What to work on:
The lines to copy are those in the listing that hold the word "meta".

Record excerpts:
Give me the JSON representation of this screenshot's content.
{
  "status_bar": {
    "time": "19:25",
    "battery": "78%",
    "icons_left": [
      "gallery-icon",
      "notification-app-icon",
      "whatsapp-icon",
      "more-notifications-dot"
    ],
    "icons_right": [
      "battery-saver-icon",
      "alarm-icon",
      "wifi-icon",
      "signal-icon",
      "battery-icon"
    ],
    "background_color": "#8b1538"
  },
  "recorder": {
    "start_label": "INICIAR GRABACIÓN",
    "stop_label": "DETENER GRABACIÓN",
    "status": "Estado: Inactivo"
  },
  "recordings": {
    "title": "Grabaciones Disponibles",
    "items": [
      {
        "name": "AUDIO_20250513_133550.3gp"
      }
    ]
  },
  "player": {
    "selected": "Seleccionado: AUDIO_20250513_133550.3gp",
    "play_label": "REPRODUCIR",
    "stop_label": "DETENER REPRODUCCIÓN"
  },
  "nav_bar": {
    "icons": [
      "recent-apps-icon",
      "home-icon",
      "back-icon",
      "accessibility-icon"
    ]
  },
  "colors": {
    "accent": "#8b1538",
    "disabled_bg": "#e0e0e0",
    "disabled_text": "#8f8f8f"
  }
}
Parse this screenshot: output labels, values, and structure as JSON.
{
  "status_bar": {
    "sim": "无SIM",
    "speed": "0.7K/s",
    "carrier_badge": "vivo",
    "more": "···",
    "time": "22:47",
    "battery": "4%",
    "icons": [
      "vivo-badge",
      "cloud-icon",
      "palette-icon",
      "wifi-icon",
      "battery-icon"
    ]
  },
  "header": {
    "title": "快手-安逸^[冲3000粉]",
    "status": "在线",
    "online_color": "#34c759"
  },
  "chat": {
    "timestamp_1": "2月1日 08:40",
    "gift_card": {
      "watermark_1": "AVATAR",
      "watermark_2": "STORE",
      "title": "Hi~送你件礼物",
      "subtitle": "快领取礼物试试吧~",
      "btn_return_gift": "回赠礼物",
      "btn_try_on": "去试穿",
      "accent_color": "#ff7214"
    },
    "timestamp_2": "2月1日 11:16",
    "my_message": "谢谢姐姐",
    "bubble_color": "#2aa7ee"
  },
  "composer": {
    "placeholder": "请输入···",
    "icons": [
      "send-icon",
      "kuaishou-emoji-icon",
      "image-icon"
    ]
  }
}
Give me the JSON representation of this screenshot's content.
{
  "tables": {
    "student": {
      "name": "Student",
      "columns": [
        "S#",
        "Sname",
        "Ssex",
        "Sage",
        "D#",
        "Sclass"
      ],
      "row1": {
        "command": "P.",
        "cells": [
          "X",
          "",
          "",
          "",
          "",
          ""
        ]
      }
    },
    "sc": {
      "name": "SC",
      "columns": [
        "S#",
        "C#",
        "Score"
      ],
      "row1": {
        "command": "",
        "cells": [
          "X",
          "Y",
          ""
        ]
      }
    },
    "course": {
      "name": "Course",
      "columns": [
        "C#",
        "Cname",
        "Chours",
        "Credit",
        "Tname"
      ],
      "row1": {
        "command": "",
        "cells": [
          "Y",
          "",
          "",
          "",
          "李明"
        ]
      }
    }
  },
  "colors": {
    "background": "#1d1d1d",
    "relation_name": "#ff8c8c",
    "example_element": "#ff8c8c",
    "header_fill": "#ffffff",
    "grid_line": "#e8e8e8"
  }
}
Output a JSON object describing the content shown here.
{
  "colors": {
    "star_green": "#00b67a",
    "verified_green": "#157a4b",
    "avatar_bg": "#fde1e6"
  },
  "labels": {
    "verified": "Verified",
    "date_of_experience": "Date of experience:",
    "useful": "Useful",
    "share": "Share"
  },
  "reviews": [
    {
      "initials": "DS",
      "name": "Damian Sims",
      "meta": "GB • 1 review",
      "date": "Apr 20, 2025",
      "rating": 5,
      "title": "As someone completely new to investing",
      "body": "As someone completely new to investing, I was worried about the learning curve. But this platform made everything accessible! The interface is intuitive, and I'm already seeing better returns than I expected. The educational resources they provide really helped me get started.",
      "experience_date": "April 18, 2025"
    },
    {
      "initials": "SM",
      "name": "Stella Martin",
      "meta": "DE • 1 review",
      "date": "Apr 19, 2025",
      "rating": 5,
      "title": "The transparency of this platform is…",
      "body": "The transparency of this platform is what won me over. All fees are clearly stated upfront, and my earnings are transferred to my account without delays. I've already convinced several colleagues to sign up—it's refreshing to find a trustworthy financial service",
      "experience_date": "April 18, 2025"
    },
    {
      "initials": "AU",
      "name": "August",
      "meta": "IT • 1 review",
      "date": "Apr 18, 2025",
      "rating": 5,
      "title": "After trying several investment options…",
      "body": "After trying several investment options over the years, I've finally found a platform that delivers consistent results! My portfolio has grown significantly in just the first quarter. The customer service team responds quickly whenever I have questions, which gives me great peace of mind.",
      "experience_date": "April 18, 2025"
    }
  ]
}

The completed task:
      "meta": "GB • 1 review",
      "meta": "DE • 1 review",
      "meta": "IT • 1 review",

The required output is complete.